      Fit the people around an organization; or an organization around the people? Working backwards, say @MitroffCrisis + #HaroldLinstone, from current concrete choices to uncertain futures, surfaces strategic assumptions in a collective decision, better than starting with an abstract scorecard to rank candidates. The Unbounded Mind is an easier-reading follow-on to The Design of Inquiry Systems […]
    • New status by daviding April 28, 2019
      Our house is on the edge of a flood plain. We know this, because the end of our street in Toronto Riverside was at Lake Ontario, before landfill in the early 1900s. Not everyone knows about what's under the place where they live. "Poor flood-risk maps, or none at all, are keeping Canadian communities in […]
    • New status by daviding April 26, 2019
      An open education system encourages scholarship that embraces perspectives from around the world.

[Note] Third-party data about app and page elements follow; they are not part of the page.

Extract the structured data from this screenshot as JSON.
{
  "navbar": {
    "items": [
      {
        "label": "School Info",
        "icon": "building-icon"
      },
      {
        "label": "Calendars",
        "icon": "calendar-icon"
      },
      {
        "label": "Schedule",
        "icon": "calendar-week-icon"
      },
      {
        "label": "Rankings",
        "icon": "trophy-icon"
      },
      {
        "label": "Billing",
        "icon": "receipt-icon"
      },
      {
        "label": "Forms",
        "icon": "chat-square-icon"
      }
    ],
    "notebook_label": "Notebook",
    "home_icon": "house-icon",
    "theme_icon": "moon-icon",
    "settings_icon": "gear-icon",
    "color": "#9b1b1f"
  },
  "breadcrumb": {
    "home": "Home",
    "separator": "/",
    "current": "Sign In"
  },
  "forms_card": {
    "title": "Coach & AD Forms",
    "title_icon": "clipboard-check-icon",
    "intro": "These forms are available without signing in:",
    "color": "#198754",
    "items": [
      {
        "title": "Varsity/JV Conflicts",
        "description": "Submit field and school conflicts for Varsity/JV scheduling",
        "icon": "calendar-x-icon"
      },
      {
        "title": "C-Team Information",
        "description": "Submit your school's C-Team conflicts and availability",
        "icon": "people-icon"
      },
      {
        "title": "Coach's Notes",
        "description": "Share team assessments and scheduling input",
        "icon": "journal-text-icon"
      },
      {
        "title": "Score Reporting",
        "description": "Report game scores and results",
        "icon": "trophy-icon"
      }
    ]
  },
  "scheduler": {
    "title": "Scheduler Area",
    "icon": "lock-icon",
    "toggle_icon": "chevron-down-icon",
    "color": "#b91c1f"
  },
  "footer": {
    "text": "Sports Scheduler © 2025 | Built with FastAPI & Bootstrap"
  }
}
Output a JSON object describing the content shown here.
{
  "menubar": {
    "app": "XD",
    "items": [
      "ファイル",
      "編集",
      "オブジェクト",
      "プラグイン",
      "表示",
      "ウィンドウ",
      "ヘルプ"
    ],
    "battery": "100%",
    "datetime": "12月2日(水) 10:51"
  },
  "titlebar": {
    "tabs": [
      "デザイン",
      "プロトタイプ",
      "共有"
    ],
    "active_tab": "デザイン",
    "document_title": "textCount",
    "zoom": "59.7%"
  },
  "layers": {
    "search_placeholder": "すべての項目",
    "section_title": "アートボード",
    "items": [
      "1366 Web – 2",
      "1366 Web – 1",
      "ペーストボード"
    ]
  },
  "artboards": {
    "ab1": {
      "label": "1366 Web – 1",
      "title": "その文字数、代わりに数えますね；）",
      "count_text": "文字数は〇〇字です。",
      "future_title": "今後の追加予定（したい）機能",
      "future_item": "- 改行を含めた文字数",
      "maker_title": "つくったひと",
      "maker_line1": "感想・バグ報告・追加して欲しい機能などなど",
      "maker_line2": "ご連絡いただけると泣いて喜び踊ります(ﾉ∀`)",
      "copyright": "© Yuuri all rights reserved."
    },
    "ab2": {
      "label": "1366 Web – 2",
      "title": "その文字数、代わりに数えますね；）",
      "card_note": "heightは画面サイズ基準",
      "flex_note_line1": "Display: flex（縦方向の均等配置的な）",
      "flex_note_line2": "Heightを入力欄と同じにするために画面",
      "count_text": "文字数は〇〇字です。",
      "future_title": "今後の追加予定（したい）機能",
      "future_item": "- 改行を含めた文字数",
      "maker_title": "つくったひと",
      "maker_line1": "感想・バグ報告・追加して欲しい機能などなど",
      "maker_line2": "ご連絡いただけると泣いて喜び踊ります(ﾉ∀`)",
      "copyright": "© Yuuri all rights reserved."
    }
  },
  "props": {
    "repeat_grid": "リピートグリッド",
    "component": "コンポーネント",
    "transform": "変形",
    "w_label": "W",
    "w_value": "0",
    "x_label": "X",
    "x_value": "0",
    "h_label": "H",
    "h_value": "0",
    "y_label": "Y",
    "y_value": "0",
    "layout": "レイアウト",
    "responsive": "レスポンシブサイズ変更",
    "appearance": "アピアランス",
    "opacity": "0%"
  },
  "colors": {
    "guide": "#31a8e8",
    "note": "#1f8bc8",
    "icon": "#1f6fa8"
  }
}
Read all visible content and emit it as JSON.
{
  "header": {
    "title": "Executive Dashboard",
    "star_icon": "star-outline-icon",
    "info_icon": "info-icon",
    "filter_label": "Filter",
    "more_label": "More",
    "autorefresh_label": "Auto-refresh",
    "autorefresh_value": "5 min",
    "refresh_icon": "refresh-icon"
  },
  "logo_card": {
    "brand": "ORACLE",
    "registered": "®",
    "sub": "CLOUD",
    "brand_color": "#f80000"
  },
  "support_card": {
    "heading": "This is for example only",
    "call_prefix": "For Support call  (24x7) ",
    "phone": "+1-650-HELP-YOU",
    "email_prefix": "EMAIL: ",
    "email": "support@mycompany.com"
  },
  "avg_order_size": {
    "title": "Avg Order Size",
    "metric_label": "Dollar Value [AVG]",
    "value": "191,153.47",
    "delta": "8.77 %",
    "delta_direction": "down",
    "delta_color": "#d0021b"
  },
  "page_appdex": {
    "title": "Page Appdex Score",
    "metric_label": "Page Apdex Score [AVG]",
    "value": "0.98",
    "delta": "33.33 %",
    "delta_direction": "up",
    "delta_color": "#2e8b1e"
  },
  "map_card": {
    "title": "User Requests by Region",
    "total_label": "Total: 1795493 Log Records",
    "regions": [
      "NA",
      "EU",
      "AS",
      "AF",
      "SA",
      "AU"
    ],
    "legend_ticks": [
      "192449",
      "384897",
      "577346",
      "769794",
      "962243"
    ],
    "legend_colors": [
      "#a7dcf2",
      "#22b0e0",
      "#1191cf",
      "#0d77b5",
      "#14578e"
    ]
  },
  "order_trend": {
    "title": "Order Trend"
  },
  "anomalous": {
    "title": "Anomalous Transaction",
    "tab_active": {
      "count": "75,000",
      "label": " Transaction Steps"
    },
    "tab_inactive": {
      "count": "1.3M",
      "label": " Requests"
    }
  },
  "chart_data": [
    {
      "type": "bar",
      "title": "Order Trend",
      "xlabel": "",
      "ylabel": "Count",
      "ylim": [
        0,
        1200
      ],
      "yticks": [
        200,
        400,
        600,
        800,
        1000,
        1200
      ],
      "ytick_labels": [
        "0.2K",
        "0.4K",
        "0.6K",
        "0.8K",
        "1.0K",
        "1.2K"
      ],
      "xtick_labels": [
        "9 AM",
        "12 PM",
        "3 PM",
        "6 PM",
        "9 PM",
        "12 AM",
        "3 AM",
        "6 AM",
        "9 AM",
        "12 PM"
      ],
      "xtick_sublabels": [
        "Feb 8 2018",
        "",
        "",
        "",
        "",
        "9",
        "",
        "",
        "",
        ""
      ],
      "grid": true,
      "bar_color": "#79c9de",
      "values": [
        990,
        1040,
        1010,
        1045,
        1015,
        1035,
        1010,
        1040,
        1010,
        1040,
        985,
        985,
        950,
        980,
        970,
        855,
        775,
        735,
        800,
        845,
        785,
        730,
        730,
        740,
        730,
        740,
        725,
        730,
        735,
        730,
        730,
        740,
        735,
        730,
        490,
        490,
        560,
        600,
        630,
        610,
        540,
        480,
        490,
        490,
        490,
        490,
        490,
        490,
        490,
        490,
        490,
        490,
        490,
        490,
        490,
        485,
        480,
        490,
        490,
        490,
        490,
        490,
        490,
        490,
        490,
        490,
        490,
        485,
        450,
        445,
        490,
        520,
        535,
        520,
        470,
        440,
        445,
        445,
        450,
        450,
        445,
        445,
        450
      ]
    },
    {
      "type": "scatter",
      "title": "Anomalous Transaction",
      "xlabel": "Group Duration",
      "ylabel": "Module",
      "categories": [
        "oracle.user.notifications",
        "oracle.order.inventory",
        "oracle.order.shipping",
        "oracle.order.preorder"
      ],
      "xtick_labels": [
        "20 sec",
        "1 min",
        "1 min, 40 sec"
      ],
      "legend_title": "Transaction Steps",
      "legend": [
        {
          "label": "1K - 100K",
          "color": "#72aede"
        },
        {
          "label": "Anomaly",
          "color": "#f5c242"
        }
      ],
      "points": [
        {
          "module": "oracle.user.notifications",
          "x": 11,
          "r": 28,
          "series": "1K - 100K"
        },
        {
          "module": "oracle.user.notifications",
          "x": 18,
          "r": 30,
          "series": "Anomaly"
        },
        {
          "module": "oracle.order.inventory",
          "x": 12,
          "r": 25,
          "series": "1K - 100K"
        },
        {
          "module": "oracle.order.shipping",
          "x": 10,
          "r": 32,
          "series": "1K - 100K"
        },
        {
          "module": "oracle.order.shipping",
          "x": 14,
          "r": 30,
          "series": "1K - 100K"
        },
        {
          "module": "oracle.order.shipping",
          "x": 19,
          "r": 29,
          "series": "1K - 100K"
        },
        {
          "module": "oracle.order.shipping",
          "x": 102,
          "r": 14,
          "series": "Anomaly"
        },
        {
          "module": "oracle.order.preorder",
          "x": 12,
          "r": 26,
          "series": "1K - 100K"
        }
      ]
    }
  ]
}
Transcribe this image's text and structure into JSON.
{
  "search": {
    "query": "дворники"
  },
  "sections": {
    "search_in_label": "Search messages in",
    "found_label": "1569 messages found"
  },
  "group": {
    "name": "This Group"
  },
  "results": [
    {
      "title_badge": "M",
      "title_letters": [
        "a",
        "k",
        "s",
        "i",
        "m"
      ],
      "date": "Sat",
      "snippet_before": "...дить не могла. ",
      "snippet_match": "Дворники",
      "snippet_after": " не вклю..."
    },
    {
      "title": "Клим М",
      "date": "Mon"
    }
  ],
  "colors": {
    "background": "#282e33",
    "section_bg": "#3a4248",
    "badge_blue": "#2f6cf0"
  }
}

The Scholar Rescue Fund is a hopeful initiative that, in a perfect world, wouldn't have to exist. "Canada playing major role as safe haven for at-risk academics from strife-torn countries" | Danielle Edwards | April 23, 2019 | Globe & Mail at […]
    • New status by daviding April 25, 2019
      Moving from coal to green energy for Dong (nee Danish Oil and Natural Gas) started in 2008, leading to an CEO change in 2012, to a 2017 divestment of fossil-fuel bases businesses. Perseverance can pay off, but patience goes through trials. "A tale of transformation: the Danish company that went from black to green energy" […]
  • RSS on IngBrief

  • RSS on Media Queue

  • RSS on daviding.com

    • 2019/05 Moments May 2019
      Family time, empty nest, short trip to conference nearby, friends at home.
    • 2019/04 Moments April 2019
      End of a 23-day visit in Shanghai, readjusting to Eastern Time with the many lecture, meetup, friends and family distractions of Toronto.
    • 2019/03 Moments March 2019
      Month of intensive lectures and research meetings, in Toronto and then in Shanghai, with social breaks on local excursions to clear minds.
    • 2019/02 Moments February 2019
      Reduced exercise outside with a cold and snowy February, with excursions out of the house to warm places with family, friends and colleagues.
    • 2019/01 Moments January 2019
      January in Toronto has lots of intellectual offerings and artistic exhibitions to attract the curious out of warm homes, through cold and snow.
    • 2018/12 Moments December 2018
      Tried to have a normal month, with a busy social calendar of birthdays, a funeral plus Christmas season, while daily temperatures hovered just above freezing.
  • Meta

  • Creative Commons License
    This work is licensed under a Creative Commons Attribution-NonCommercial-ShareAlike 4.0 International License
    Theme modified from DevDmBootstrap4 by Danny Machal